In order to bring a successful negligence claim in Missouri, the plaintiff must prove that a duty existed on the part of the defendant, the defendant breached that duty, the defendant’s breach of duty caused injury, and damages exist as a result of the injury.
Pure Comparative Negligence
Missouri follows a pure comparative fault standard in negligence cases which means a plaintiff is able to recover from a defendant whose negligence contributed to his or her injuries, regardless of whether negligence on the part of the plaintiff contributed to the injuries. However, after assigning a percentage of fault to a plaintiff for an injury, a court will reduce a plaintiff’s damages in proportion to that percentage.

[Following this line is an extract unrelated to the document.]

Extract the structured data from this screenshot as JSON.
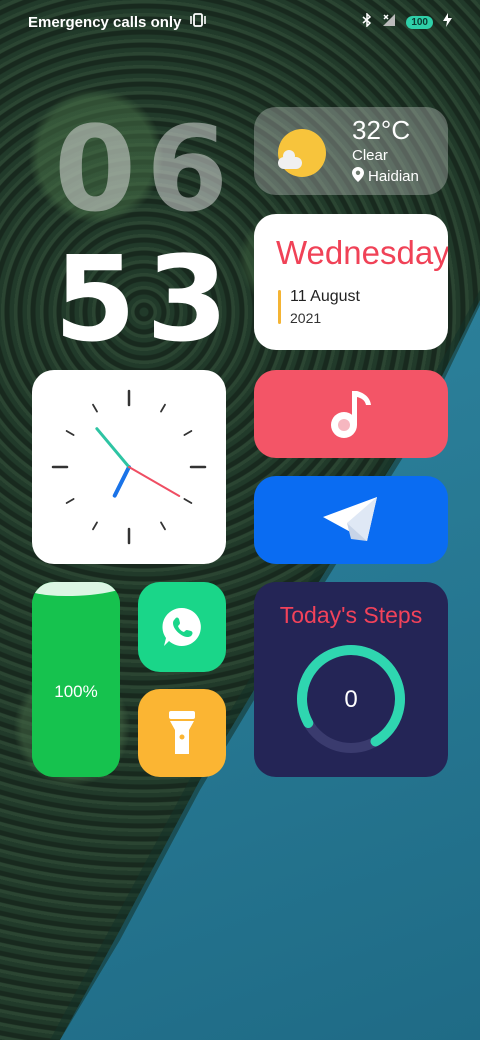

For example, if a court finds that a plaintiff’s negligence was even as high as 99%, and a defendant’s fault was found to have been 1%, the plaintiff will still be able to recover 1% of the total damage award rendered by the court.
Joint and Several Liability

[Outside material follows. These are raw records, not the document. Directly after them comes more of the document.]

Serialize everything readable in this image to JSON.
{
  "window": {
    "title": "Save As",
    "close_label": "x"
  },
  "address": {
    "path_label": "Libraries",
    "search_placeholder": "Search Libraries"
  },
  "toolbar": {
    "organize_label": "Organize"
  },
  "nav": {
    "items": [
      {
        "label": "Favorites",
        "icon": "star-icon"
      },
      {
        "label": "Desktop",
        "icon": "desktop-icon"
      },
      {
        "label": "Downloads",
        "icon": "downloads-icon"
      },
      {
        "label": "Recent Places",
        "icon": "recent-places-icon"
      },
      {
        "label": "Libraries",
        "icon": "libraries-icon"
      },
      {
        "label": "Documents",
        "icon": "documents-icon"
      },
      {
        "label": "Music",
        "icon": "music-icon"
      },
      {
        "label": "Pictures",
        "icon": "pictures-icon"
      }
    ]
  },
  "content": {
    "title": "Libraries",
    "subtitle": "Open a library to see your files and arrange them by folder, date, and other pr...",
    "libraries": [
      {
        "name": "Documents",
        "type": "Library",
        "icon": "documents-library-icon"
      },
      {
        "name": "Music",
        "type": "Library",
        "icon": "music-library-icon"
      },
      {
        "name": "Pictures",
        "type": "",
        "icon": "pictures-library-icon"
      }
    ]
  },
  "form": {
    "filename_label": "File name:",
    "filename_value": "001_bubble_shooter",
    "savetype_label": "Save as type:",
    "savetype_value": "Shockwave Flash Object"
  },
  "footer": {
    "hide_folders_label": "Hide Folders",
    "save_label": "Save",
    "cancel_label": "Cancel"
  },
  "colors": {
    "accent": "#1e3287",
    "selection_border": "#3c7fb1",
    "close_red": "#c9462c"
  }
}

Missouri follows the traditional joint and several liability standard amongst joint tortfeasors only as to those defendants whose fault is found to be equal to or greater than 51%. However, for those defendants found to be less than 51% at fault, several liability is applied, which will hold such defendants financially responsible for their respective proportional share of liability.
If a defendant pays more than his share of the total liability, he is eligible for contribution from defendants who have paid less than their proportionate shares.

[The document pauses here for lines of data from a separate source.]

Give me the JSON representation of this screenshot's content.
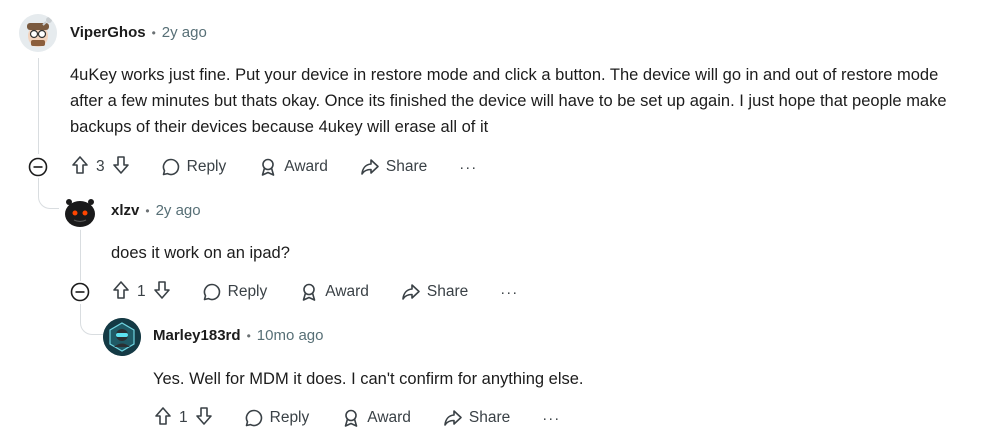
{
  "comments": [
    {
      "author": "ViperGhos",
      "time": "2y ago",
      "body": "4uKey works just fine. Put your device in restore mode and click a button. The device will go in and out of restore mode after a few minutes but thats okay. Once its finished the device will have to be set up again. I just hope that people make backups of their devices because 4ukey will erase all of it",
      "score": "3"
    },
    {
      "author": "xlzv",
      "time": "2y ago",
      "body": "does it work on an ipad?",
      "score": "1"
    },
    {
      "author": "Marley183rd",
      "time": "10mo ago",
      "body": "Yes. Well for MDM it does. I can't confirm for anything else.",
      "score": "1"
    }
  ],
  "labels": {
    "reply": "Reply",
    "award": "Award",
    "share": "Share",
    "more": "···",
    "sep": "•"
  },
  "colors": {
    "thread_line": "#d9dde0",
    "text": "#1c1c1c",
    "meta": "#576f76",
    "action": "#3a4146"
  }
}
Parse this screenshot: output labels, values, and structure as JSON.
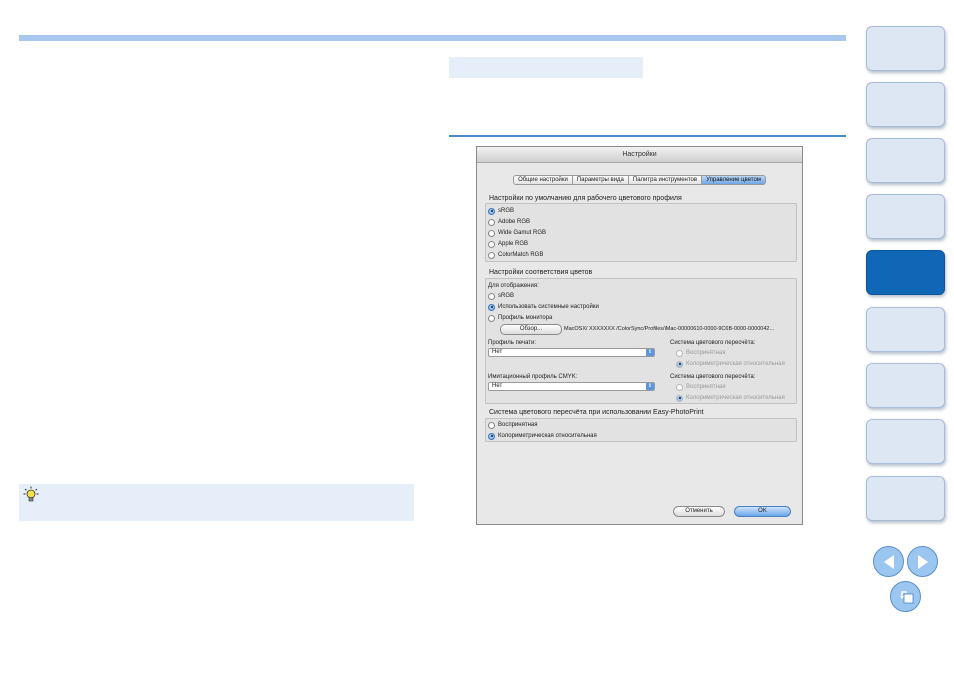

Compensatory damages are awarded to compensate the plaintiff for injuries suffered as a result of the negligence of the defendant(s). The award is meant to restore the plaintiff – as much as possible – to the condition they were in prior to the injury occurring.
Compensatory damages may reimburse the plaintiff for out-of-pocket expenses for items such as medical expenses in addition to an award for pain and suffering, mental anguish, loss of opportunity, and loss of future income.
Punitive damages are meant to punish a defendant rather than to compensate the plaintiff.
In Missouri, punitive damages may be awarded if the claimant proves by clear and convincing evidence that the defendant either committed an intentional wanton, willful and outrageous act without justification or acted with reckless disregard for the plaintiff’s rights and interests.
Per Missouri Revised Statutes 510.265, if punitive damages are granted by a court, they shall not exceed the sum of $500,000 or five times the net amount of the judgment awarded to the plaintiff against the defendant – whichever is larger.
The law firm of Walker Morgan is located at 135 E Main St., Lexington, SC 29072. All lawyers at Walker Morgan are licensed to practice law in the State of South Carolina. Should you wish to retain our firm for legal representation regarding a potential case in any other jurisdiction we are required to associate local counsel in that foreign jurisdiction and seek permission from a court of the foreign jurisdiction to temporarily engage in the practice of law therein for purposes of pursuing your potential claim only.
By offering the following information the lawyers at Walker Morgan are not offering legal advice or legal guidance. The lawyers at Walker Morgan are not licensed to practice law in Missouri. Should you have a question/concern specific to Missouri law, please contact an attorney licensed to practice law in the State of Missouri.